Whatever is the reason, there are instances of mis-selling in which people lose their hard-earned money and repent thereafter. While legislation may act as a shield in protecting interest of investors, is there any alternate way in which an investor can prevent himself/herself from becoming victim of mis-selling? Though there is no magic wand to help an investor, s/he can take care of following aspects to minimize instances of mis-selling:
Never buy a product aggressively pitched by agents: It is very obvious that an agent or a representative of financial service provider pitches a product based on the commission or fee that he earns. So it is better not to get carried away by what he suggests. You need to understand your investment requirements and select product based on that. One more important point, even if the agent happens to be a family friend, ask him questions. You cannot leave your investments in other’s hand. Products like life insurance are often mis-sold by agents as investment products. Please remember insurance is a product having potential to cover risks.
Never buy a product you do not understand: The golden rule to prevent mis-selling is not to buy a product unless you have understood the product fully. New products keep on hitting the market from time to time. The most recent example was the Rajiv Gandhi Equity Savings Scheme (RGESS). Many investors bought this product because of the fact that this is a good tax saving option, without realizing the risk factors. In past, there have been many instances when Unit Linked Insurance Plans (ULIPs) were sold to investors. The main reason of this mis-selling was lack of understanding of products by investors.
If you are financially illiterate, there are two options. Acquire necessary skills to understand a product or approach a financial advisor. To me the first option looks better. In India, most of the financial products are plain vanilla products which an ordinary investor can understand. The problem with financial advisors is that most of them offer generic suggestions.
Have a check list ready: In order to understand the product, you need to look at facts such as the risk and return aspects of the product. In order to understand product, you can check out some of the details which are as follows:
Keep greed aside: Mis-selling is easy if greed overshadows rational thinking. Many people invest their money in unknown financial products without understanding the product at all, as the greed of handsome return simply overwhelms them. So it is important that you never invest in products which give unbelievable returns.
Never buy financial products when the deadline approaches: If you are in hurry, you will have many worries later on. Never buy a financial product when the deadline approaches, especially the tax saving deadline. Think and plan in advance. Even if you have to buy any such product, buy conventional time-tested product such as PPF, NSC, etc.
Please note that you can mitigate the instances of mis-selling by becoming more vigilant and careful.
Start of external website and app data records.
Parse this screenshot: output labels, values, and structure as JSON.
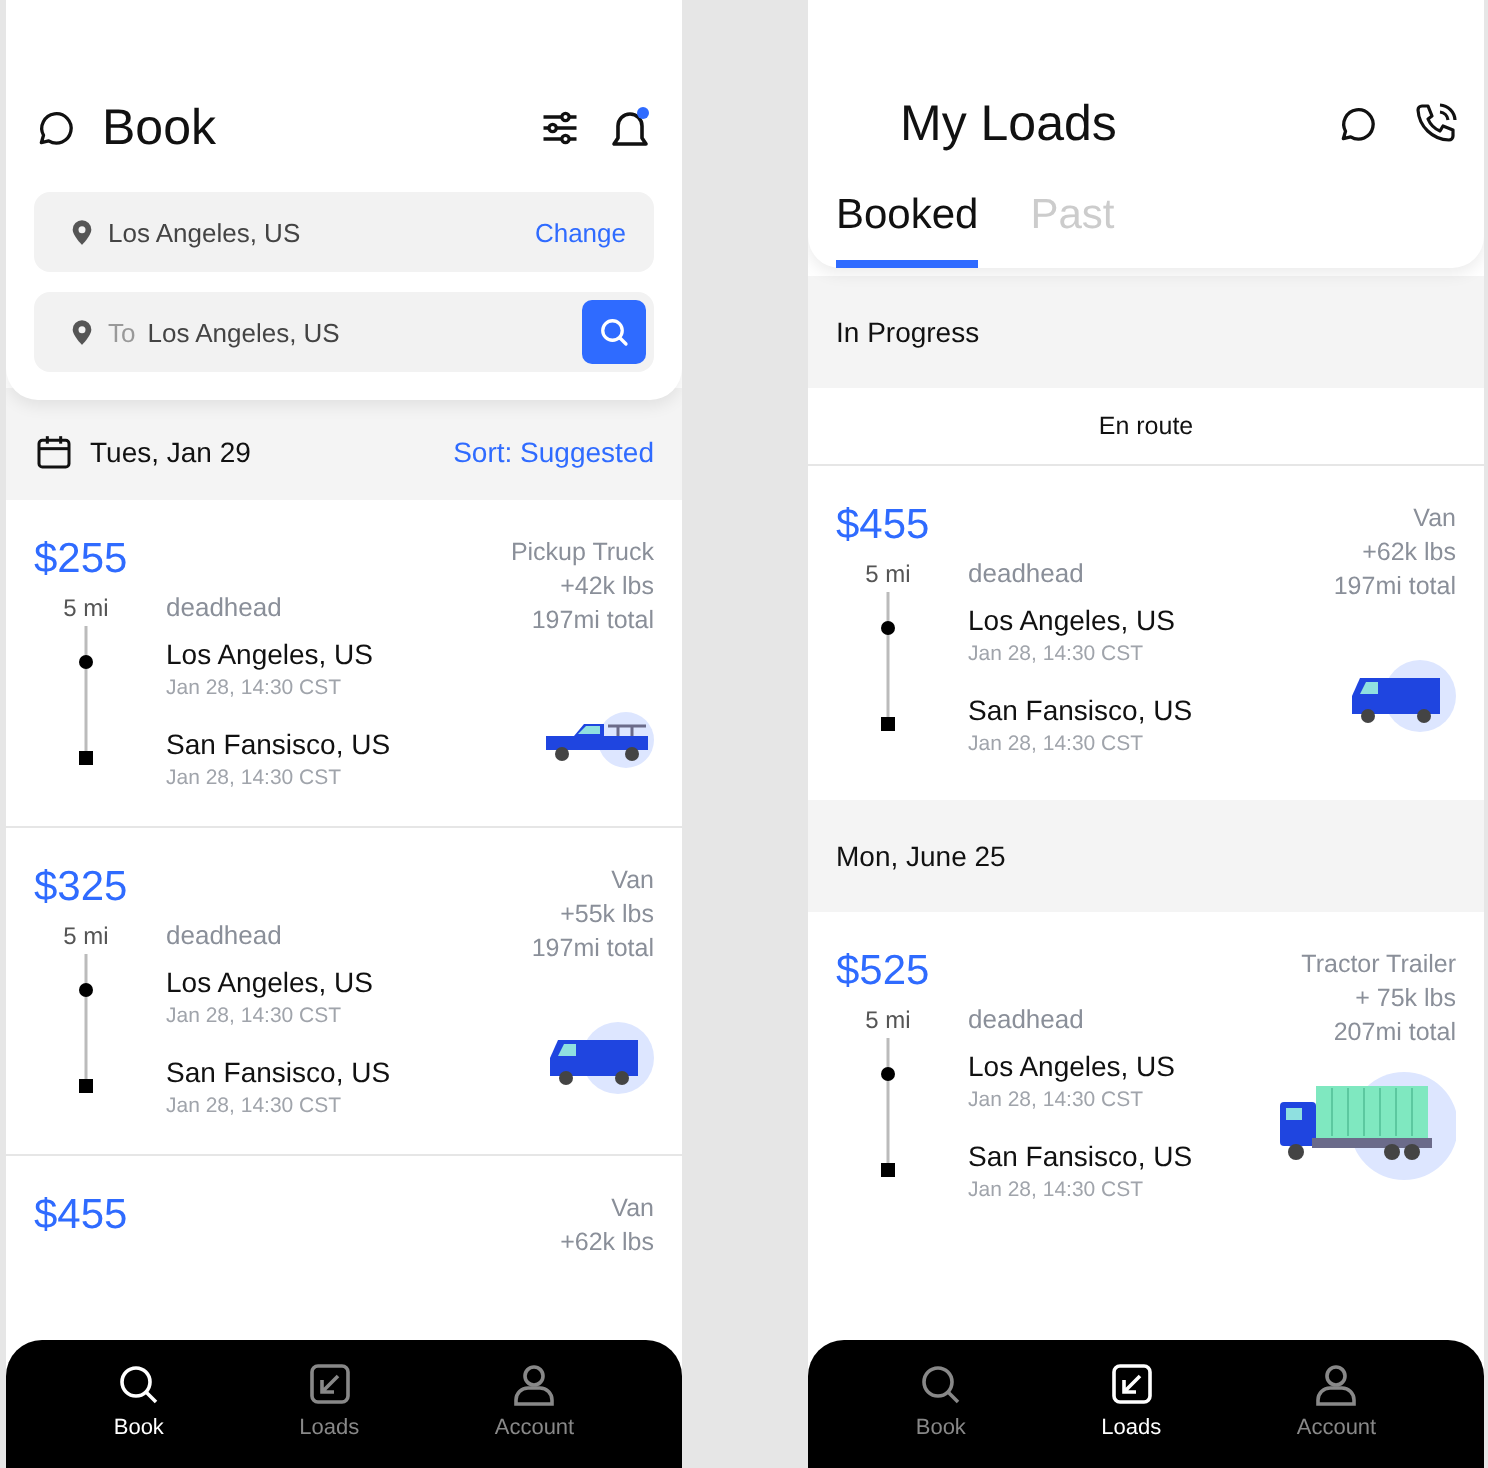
{
  "book_screen": {
    "title": "Book",
    "notifications_unread": true,
    "origin": {
      "value": "Los Angeles, US",
      "action": "Change"
    },
    "destination": {
      "label": "To",
      "value": "Los Angeles, US"
    },
    "date": "Tues, Jan 29",
    "sort": "Sort: Suggested",
    "loads": [
      {
        "price": "$255",
        "vehicle": "Pickup Truck",
        "weight": "+42k lbs",
        "total": "197mi total",
        "deadhead_distance": "5 mi",
        "deadhead_label": "deadhead",
        "kind": "pickup",
        "stops": [
          {
            "kind": "pickup",
            "city": "Los Angeles, US",
            "time": "Jan 28, 14:30 CST"
          },
          {
            "kind": "dropoff",
            "city": "San Fansisco, US",
            "time": "Jan 28, 14:30 CST"
          }
        ]
      },
      {
        "price": "$325",
        "vehicle": "Van",
        "weight": "+55k lbs",
        "total": "197mi total",
        "deadhead_distance": "5 mi",
        "deadhead_label": "deadhead",
        "kind": "van",
        "stops": [
          {
            "kind": "pickup",
            "city": "Los Angeles, US",
            "time": "Jan 28, 14:30 CST"
          },
          {
            "kind": "dropoff",
            "city": "San Fansisco, US",
            "time": "Jan 28, 14:30 CST"
          }
        ]
      },
      {
        "price": "$455",
        "vehicle": "Van",
        "weight": "+62k lbs"
      }
    ],
    "nav": [
      {
        "label": "Book",
        "selected": true
      },
      {
        "label": "Loads",
        "selected": false
      },
      {
        "label": "Account",
        "selected": false
      }
    ]
  },
  "loads_screen": {
    "title": "My Loads",
    "tabs": [
      {
        "label": "Booked",
        "selected": true
      },
      {
        "label": "Past",
        "selected": false
      }
    ],
    "sections": [
      {
        "title": "In Progress",
        "status": "En route",
        "loads": [
          {
            "price": "$455",
            "vehicle": "Van",
            "weight": "+62k lbs",
            "total": "197mi total",
            "deadhead_distance": "5 mi",
            "deadhead_label": "deadhead",
            "kind": "van",
            "stops": [
              {
                "kind": "pickup",
                "city": "Los Angeles, US",
                "time": "Jan 28, 14:30 CST"
              },
              {
                "kind": "dropoff",
                "city": "San Fansisco, US",
                "time": "Jan 28, 14:30 CST"
              }
            ]
          }
        ]
      },
      {
        "title": "Mon, June 25",
        "loads": [
          {
            "price": "$525",
            "vehicle": "Tractor Trailer",
            "weight": "+ 75k lbs",
            "total": "207mi total",
            "deadhead_distance": "5 mi",
            "deadhead_label": "deadhead",
            "kind": "trailer",
            "stops": [
              {
                "kind": "pickup",
                "city": "Los Angeles, US",
                "time": "Jan 28, 14:30 CST"
              },
              {
                "kind": "dropoff",
                "city": "San Fansisco, US",
                "time": "Jan 28, 14:30 CST"
              }
            ]
          }
        ]
      }
    ],
    "nav": [
      {
        "label": "Book",
        "selected": false
      },
      {
        "label": "Loads",
        "selected": true
      },
      {
        "label": "Account",
        "selected": false
      }
    ]
  }
}
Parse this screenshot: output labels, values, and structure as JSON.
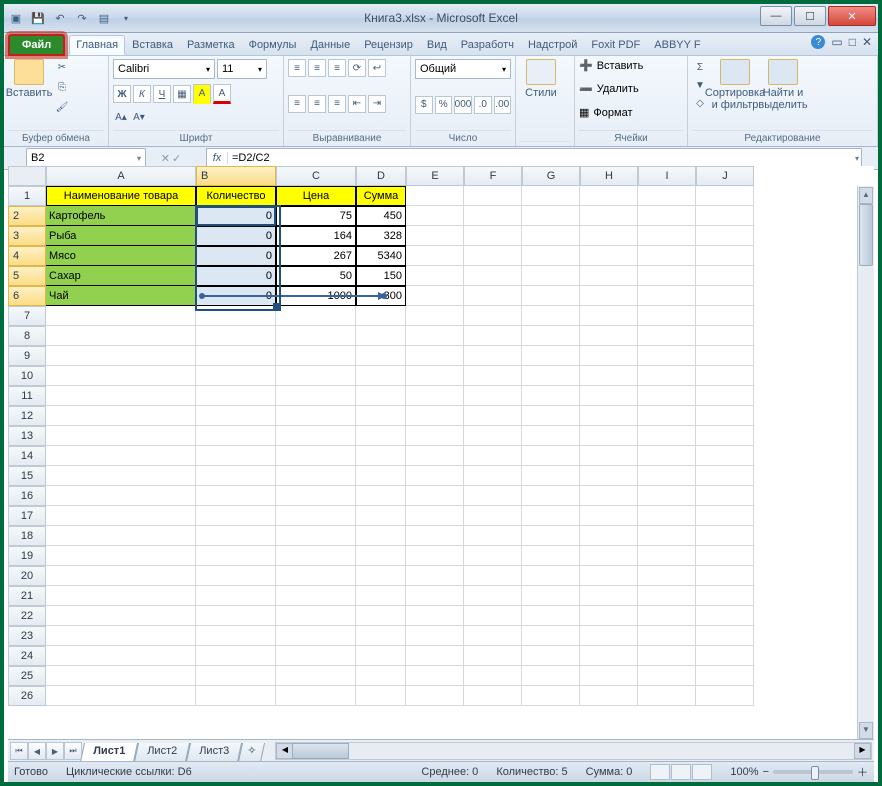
{
  "title": {
    "filename": "Книга3.xlsx",
    "appname": " -  Microsoft Excel"
  },
  "tabs": {
    "file": "Файл",
    "items": [
      "Главная",
      "Вставка",
      "Разметка",
      "Формулы",
      "Данные",
      "Рецензир",
      "Вид",
      "Разработч",
      "Надстрой",
      "Foxit PDF",
      "ABBYY F"
    ]
  },
  "ribbon": {
    "clipboard": {
      "paste": "Вставить",
      "label": "Буфер обмена"
    },
    "font": {
      "name": "Calibri",
      "size": "11",
      "label": "Шрифт",
      "bold": "Ж",
      "italic": "К",
      "underline": "Ч"
    },
    "align": {
      "label": "Выравнивание"
    },
    "number": {
      "format": "Общий",
      "label": "Число"
    },
    "styles": {
      "btn": "Стили"
    },
    "cells": {
      "insert": "Вставить",
      "delete": "Удалить",
      "format": "Формат",
      "label": "Ячейки"
    },
    "edit": {
      "sort": "Сортировка и фильтр",
      "find": "Найти и выделить",
      "label": "Редактирование"
    }
  },
  "namebox": "B2",
  "formula": "=D2/C2",
  "columns": [
    "A",
    "B",
    "C",
    "D",
    "E",
    "F",
    "G",
    "H",
    "I",
    "J"
  ],
  "headers": {
    "a": "Наименование товара",
    "b": "Количество",
    "c": "Цена",
    "d": "Сумма"
  },
  "rows": [
    {
      "name": "Картофель",
      "qty": "0",
      "price": "75",
      "sum": "450"
    },
    {
      "name": "Рыба",
      "qty": "0",
      "price": "164",
      "sum": "328"
    },
    {
      "name": "Мясо",
      "qty": "0",
      "price": "267",
      "sum": "5340"
    },
    {
      "name": "Сахар",
      "qty": "0",
      "price": "50",
      "sum": "150"
    },
    {
      "name": "Чай",
      "qty": "0",
      "price": "1000",
      "sum": "300"
    }
  ],
  "sheets": [
    "Лист1",
    "Лист2",
    "Лист3"
  ],
  "status": {
    "ready": "Готово",
    "cycl": "Циклические ссылки: D6",
    "avg": "Среднее: 0",
    "count": "Количество: 5",
    "sum": "Сумма: 0",
    "zoom": "100%"
  }
}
Take care to ensure that you never buy what you don’t need. Preventive measures against mis-selling need to be inculcated over a period of time.
(Vivek Sharma has worked for 17 years in the stock market, debt market and banking. He is a post graduate in Economics and MBA in Finance. He writes on personal finance and economics and is invited as an expert on personal finance shows.)